In a Nutshell...
History of the Breed
Size & Statistics
Shelties mature at 13-16 inches tall at the withers, and weigh 15-25 pounds as adults. They are considered to be a medium sized dog. Their life expectancy is 12-14 years. They tend to be vocal dogs and tend to like to bark. Shelties were ranked the 27th most popular dog breed by AKC in 2020.
Every breed has their own medical issues that can be checked, and clearances can be given through testing:
- hips (OFA)
- eyes (CERF exam)
- vonWillebrand’s Disease (VWD)
- multi-drug resistance (MDR1)
- Collie Eye Anomaly (CEA)
- Degenerative Myelopathy (DM)
- Progressive Retinal Atrophy (PRA)
Some of these tests are genetic DNA tests -- the test is performed once, and you know the status of your dog. These include the MDR1 and vonWillebrand’s Disease and more recently, Collie Eye Anomaly.
Other tests need to be done periodically throughout the shelties life, such as the eye exams and thyroid exams.
Personality / Temperament
These dogs are highly trainable and are eager to please their owner. They want you to be proud of them! Shelties are one of the most successful obedience breeds.

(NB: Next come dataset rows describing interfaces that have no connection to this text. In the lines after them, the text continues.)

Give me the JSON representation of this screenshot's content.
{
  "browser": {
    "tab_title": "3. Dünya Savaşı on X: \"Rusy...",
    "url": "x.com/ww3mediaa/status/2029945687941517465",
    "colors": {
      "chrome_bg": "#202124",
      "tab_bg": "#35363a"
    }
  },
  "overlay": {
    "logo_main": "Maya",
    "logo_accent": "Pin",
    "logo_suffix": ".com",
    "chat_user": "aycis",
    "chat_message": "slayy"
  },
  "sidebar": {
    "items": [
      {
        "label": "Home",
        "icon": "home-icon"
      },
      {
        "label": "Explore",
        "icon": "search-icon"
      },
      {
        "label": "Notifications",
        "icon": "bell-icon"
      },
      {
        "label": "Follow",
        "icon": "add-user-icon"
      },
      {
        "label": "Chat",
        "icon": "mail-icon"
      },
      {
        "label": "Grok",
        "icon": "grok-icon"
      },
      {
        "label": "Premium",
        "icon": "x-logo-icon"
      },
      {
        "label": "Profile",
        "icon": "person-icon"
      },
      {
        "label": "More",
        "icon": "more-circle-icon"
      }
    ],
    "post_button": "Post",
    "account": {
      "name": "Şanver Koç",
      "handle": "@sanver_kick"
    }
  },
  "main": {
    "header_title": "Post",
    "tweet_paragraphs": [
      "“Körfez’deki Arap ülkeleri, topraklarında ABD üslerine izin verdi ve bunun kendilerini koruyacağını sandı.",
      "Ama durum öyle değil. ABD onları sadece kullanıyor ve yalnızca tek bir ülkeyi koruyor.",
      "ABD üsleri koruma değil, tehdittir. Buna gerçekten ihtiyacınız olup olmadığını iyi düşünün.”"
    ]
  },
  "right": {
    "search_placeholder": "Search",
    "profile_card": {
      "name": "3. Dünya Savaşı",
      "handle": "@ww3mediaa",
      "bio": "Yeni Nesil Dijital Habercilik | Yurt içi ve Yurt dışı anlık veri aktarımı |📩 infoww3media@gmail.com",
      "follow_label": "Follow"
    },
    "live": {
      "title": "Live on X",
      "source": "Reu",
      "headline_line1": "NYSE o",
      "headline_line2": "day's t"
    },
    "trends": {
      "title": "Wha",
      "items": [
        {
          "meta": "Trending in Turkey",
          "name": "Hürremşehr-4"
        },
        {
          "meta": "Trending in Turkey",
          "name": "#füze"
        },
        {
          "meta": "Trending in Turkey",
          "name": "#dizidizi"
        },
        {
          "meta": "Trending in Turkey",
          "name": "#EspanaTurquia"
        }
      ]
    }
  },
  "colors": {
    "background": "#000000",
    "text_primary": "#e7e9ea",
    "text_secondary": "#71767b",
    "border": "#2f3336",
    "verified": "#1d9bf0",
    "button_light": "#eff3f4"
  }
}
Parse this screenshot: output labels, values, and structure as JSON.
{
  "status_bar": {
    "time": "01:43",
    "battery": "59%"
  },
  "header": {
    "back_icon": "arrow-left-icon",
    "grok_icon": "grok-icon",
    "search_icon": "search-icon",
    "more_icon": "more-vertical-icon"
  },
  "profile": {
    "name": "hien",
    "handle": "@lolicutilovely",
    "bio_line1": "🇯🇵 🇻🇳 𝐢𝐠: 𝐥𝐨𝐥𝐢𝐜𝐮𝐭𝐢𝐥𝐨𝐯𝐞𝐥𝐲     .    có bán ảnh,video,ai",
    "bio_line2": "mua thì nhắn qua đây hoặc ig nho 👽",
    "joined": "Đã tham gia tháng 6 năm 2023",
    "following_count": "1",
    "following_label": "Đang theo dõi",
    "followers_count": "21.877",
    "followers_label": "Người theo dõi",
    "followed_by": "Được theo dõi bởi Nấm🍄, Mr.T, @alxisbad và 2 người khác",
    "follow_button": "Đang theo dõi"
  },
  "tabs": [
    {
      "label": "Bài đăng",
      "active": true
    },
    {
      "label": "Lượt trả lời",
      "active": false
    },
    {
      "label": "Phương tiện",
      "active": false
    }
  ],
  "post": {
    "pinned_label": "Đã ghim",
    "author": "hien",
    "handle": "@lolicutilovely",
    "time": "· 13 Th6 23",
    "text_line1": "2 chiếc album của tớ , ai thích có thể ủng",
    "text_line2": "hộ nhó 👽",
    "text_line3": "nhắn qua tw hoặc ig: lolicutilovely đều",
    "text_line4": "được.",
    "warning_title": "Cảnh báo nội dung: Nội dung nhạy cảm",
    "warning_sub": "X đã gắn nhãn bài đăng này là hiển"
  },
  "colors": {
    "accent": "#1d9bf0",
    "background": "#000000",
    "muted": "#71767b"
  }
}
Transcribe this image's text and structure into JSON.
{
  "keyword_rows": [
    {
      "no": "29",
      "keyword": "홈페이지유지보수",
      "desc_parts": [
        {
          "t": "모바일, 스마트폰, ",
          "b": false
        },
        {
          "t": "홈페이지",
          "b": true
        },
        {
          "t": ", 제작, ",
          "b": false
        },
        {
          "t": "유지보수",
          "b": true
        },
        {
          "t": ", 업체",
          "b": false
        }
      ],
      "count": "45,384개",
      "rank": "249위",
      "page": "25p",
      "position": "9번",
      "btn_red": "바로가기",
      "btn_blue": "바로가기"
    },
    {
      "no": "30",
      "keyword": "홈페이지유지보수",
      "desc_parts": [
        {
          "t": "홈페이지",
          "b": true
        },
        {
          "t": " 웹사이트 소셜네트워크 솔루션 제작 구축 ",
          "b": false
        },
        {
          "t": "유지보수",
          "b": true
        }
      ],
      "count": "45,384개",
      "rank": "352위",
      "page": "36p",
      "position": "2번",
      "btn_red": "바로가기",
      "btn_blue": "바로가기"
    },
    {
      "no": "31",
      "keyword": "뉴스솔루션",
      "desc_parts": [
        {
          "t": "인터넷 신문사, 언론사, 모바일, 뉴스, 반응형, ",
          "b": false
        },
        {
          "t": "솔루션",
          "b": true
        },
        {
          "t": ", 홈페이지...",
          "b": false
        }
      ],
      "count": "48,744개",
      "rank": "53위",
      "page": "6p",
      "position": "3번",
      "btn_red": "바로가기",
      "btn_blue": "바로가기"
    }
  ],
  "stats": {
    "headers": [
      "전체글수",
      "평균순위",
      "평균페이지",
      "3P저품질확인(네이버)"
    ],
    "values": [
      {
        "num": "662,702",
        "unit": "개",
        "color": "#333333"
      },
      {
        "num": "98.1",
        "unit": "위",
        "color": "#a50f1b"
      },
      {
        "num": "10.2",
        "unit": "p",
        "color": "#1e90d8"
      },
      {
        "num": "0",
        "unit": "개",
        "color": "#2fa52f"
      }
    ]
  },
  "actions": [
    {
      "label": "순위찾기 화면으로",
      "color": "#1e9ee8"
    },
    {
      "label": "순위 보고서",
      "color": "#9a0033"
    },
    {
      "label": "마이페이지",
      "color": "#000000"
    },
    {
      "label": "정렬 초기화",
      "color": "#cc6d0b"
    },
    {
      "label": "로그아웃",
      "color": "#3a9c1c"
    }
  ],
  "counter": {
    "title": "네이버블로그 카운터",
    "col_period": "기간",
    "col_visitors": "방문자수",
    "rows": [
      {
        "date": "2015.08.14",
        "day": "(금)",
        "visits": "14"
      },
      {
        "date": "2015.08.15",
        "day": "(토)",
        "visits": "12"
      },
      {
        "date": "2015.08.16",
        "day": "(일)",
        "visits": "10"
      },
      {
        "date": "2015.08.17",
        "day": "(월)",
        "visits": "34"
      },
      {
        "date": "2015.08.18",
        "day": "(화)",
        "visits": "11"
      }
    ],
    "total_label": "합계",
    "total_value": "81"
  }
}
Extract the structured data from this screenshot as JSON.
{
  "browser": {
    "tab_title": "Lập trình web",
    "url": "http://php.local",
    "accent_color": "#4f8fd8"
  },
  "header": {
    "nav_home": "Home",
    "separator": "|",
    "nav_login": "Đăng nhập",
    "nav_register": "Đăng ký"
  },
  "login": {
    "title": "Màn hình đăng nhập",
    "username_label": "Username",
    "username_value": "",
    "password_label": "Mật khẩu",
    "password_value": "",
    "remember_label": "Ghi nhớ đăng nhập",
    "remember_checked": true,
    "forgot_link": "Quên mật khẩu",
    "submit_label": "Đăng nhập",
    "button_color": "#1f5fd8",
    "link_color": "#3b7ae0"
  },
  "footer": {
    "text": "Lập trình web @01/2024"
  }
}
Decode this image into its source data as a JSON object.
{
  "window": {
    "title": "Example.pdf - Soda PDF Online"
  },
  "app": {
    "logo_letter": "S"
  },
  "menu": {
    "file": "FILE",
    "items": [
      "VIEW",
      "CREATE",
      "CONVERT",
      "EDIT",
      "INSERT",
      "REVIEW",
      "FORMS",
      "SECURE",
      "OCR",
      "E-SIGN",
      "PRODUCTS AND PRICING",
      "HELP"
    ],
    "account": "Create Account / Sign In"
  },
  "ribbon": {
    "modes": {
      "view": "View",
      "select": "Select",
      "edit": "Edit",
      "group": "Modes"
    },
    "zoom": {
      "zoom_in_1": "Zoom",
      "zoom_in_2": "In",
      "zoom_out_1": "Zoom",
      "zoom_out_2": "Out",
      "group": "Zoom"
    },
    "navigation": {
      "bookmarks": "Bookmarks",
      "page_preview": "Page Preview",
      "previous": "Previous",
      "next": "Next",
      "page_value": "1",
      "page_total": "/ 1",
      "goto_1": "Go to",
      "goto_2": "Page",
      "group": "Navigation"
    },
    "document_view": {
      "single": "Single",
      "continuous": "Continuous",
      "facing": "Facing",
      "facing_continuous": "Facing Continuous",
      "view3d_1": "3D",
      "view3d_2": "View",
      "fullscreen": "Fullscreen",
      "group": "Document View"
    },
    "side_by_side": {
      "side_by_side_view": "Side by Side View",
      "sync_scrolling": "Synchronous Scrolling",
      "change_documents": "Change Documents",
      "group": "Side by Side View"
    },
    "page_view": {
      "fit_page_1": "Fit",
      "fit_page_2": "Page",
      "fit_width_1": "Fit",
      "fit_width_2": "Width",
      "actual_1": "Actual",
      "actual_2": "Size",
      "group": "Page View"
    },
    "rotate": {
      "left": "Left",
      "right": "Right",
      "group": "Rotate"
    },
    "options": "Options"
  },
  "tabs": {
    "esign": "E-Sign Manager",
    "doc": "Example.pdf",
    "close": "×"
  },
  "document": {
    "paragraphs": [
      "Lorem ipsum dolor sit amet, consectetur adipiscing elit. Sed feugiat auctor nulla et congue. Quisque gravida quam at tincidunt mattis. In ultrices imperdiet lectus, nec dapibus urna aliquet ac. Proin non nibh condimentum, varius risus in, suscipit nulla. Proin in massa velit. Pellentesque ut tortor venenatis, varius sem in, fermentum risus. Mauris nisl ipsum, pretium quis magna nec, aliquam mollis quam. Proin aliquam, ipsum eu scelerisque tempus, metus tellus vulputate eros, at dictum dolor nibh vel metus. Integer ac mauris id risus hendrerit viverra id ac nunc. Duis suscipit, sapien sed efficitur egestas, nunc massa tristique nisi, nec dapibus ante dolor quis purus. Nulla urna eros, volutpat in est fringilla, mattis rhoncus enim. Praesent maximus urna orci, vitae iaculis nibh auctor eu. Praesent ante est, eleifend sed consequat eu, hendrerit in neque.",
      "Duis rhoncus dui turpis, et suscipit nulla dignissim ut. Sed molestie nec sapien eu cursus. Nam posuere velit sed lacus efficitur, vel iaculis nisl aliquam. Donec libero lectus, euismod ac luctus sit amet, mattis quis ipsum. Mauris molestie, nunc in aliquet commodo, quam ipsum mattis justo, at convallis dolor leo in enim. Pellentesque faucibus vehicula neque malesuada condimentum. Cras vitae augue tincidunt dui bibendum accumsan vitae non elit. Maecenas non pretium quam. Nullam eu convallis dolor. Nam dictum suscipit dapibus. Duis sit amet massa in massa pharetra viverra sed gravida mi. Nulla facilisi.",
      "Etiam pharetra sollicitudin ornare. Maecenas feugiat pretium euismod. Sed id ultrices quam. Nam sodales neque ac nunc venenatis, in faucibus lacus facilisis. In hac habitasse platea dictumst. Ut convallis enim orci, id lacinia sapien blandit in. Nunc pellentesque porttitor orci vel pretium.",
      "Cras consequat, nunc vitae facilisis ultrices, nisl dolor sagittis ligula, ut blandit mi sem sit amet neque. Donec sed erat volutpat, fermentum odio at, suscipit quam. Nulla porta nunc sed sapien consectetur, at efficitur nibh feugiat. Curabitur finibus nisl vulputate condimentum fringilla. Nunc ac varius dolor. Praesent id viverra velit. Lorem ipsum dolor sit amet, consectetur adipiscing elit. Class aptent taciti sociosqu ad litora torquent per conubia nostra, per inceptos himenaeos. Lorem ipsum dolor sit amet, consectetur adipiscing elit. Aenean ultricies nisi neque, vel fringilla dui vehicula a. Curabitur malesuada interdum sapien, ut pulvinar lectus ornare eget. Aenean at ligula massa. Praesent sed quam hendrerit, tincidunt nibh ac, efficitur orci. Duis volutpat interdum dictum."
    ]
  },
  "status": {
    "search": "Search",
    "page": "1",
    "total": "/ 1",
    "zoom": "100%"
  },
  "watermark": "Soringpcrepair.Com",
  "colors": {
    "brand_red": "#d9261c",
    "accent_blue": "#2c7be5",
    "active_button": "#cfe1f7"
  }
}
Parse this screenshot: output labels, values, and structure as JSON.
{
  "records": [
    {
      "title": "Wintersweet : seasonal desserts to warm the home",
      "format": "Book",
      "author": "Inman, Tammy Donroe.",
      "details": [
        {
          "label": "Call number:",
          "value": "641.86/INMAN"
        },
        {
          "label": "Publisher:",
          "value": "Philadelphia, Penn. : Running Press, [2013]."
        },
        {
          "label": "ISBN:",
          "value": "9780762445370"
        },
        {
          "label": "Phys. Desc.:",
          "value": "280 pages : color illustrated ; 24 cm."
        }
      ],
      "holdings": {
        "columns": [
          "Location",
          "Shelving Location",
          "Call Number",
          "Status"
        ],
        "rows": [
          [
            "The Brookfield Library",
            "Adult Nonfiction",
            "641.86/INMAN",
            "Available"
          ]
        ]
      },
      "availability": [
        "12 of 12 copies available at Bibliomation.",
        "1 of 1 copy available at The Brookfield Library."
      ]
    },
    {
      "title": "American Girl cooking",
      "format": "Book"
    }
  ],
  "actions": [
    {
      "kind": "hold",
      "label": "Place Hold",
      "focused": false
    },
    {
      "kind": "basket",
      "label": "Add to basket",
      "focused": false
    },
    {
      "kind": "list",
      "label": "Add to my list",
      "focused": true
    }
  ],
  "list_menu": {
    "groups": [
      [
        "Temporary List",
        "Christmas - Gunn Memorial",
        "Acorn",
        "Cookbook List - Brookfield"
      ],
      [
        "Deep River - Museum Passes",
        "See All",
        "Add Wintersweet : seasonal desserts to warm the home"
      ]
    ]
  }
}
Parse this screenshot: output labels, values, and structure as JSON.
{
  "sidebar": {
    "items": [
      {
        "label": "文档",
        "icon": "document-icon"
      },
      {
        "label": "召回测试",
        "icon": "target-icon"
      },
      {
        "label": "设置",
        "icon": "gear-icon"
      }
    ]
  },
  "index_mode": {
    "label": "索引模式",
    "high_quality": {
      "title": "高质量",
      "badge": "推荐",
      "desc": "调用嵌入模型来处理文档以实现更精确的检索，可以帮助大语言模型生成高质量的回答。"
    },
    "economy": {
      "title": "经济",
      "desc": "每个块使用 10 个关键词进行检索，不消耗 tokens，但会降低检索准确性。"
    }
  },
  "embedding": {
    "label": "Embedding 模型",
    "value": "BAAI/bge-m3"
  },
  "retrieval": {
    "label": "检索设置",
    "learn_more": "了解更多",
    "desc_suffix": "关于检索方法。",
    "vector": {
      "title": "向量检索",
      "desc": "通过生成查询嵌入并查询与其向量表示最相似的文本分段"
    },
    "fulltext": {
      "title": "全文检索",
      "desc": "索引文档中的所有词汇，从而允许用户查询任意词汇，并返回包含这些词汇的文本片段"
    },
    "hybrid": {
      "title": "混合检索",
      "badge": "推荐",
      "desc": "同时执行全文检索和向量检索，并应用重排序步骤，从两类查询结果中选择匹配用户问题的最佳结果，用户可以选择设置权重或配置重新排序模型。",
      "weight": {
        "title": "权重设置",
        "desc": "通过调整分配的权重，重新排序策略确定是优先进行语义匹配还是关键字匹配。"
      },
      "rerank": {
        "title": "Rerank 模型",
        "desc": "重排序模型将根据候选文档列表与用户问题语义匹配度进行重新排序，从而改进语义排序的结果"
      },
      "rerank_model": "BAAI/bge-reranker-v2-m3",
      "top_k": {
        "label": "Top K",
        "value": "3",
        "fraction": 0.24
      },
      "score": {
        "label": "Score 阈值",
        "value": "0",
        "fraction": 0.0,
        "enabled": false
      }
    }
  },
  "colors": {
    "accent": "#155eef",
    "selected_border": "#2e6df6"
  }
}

As a herding dog, shelties may be inclined to bark at, and even herd people. Some shelties with higher herding instincts may nip at the heels of people, in order to herd them. However inclined, these versatile dogs can adapt to many different living situations, if provided with proper outlets for their energy. These dogs do best when at least taught basic obedience and manners, such as not jumping on people, as well as simple commands such as sit, down, and stay.
Shelties are very personable dogs that love their family. They are known for following their family members around the house.
Grooming Requirements / Coat Care
Shelties are a long haired breed. They have a thick double coat which keeps them cool in the summer and warm in the winter. Despite their fuzzy appearance, these dogs should never be shaved to keep them cool, or to lessen shedding. While shelties do shed year-round, they seasonally blow their coats in the spring and fall. Their long fur is most easily managed if they are brushed regularly. This also will help keep dog-hair-tumbleweeds (as we call them) on your floor to a minimum.
It is especially important to brush these dogs, to ensure that their fur does not mat up. The most common places for mats are on the hindquarters and behind the ears. Paying attention to these spots regularly will keep the fur soft and mat-free.
Energy Level / Activity Level
Shelties thrive on mental exercise and love having a job to do. They love to herd, and may sometimes herd little kids. They also love to chase, and may chase you, or kids, squirrels, or even cars. Because of this, care should be taken and these dogs should remain on-leash in open areas.